Acting Baltimore Police Commissioner Michael Harrison called Thursday — his “most violent” day on the job in which four people were fatally shot and eight others were injured — “totally unacceptable.”
Harrison has attended eight community meet-and-greets in the past two weeks, where he said he wanted to hear directly from residents about issues as he begins to tackle an array of issues in Baltimore, including crime and community distrust of the police force.
“Hearing from citizens, it’s a resounding central theme. People are tired of the violence,” he said.
But Harrison was optimistic after attending the meetings, where he said residents offered support and a commitment to improving the city.
“We will need the community’s help. It’s all about community partnership,” he said.

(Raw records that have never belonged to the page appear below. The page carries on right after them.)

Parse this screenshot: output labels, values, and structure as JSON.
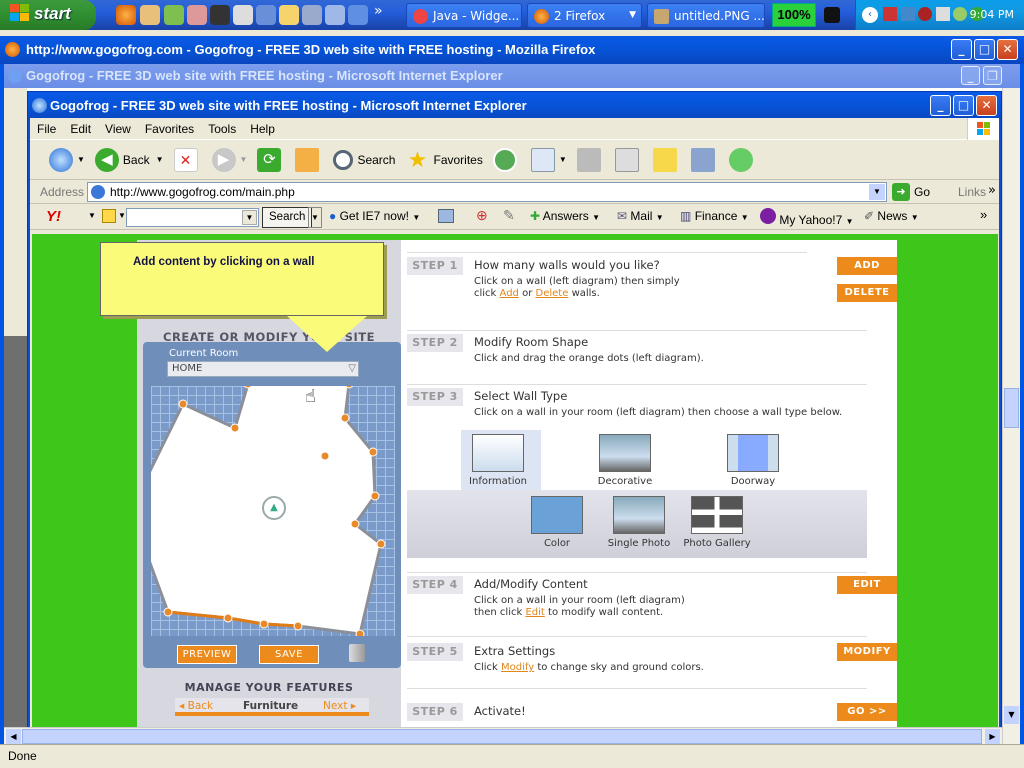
{
  "taskbar": {
    "start_label": "start",
    "tasks": [
      {
        "label": "Java - Widge...",
        "active": false
      },
      {
        "label": "2 Firefox",
        "active": false
      },
      {
        "label": "untitled.PNG ...",
        "active": false
      }
    ],
    "zoom_badge": "100%",
    "clock": "9:04 PM",
    "overflow": "»"
  },
  "firefox_window": {
    "title": "http://www.gogofrog.com - Gogofrog - FREE 3D web site with FREE hosting - Mozilla Firefox"
  },
  "ie_back_window": {
    "title": "Gogofrog - FREE 3D web site with FREE hosting - Microsoft Internet Explorer"
  },
  "ie_window": {
    "title": "Gogofrog - FREE 3D web site with FREE hosting - Microsoft Internet Explorer",
    "menu": [
      "File",
      "Edit",
      "View",
      "Favorites",
      "Tools",
      "Help"
    ],
    "toolbar": {
      "back": "Back",
      "search": "Search",
      "favorites": "Favorites"
    },
    "address": {
      "label": "Address",
      "url": "http://www.gogofrog.com/main.php",
      "go": "Go",
      "links": "Links"
    },
    "yahoo_bar": {
      "search_btn": "Search",
      "get_ie7": "Get IE7 now!",
      "answers": "Answers",
      "mail": "Mail",
      "finance": "Finance",
      "my_yahoo": "My Yahoo!7",
      "news": "News"
    },
    "status": "Done"
  },
  "page": {
    "tooltip": "Add content by clicking on a wall",
    "create_header": "CREATE OR MODIFY YOUR SITE",
    "current_room_label": "Current Room",
    "current_room_value": "HOME",
    "preview_btn": "PREVIEW",
    "save_btn": "SAVE",
    "manage_header": "MANAGE YOUR FEATURES",
    "features_nav": {
      "back": "Back",
      "current": "Furniture",
      "next": "Next"
    },
    "steps": [
      {
        "badge": "STEP 1",
        "title": "How many walls would you like?",
        "desc_pre": "Click on a wall (left diagram) then simply",
        "desc_click": "click",
        "link1": "Add",
        "or": "or",
        "link2": "Delete",
        "desc_post": "walls.",
        "buttons": [
          "ADD",
          "DELETE"
        ]
      },
      {
        "badge": "STEP 2",
        "title": "Modify Room Shape",
        "desc": "Click and drag the orange dots (left diagram)."
      },
      {
        "badge": "STEP 3",
        "title": "Select Wall Type",
        "desc": "Click on a wall in your room (left diagram) then choose a wall type below."
      },
      {
        "badge": "STEP 4",
        "title": "Add/Modify Content",
        "desc_pre": "Click on a wall in your room (left diagram)",
        "desc_then": "then click",
        "link": "Edit",
        "desc_post": "to modify wall content.",
        "button": "EDIT"
      },
      {
        "badge": "STEP 5",
        "title": "Extra Settings",
        "desc_pre": "Click",
        "link": "Modify",
        "desc_post": "to change sky and ground colors.",
        "button": "MODIFY"
      },
      {
        "badge": "STEP 6",
        "title": "Activate!",
        "button": "GO >>"
      }
    ],
    "wall_types": [
      "Information",
      "Decorative",
      "Doorway",
      "Color",
      "Single Photo",
      "Photo Gallery"
    ]
  }
}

Community partnerships, along with collaboration with local, state and federal partners, is needed, he said, “to really target and focus on these violent individuals who are committing violence and causing havoc on the community.”
As of Thursday night, Harrison said investigators did not believe the violence was connected. The series of seven shootings started in the morning and lasted into the night, and included one incident in which four men were injured and another was killed.
The spate of violence continued early Friday when a man was killed and another injured in separate shootings.
Harrison said officers were still working to collect and process evidence, which he said would allow investigators to come back to the community to ask for more information.
“We’re working to find clues. Gathering and processing evidence to figure out why, who, what, when,” he said.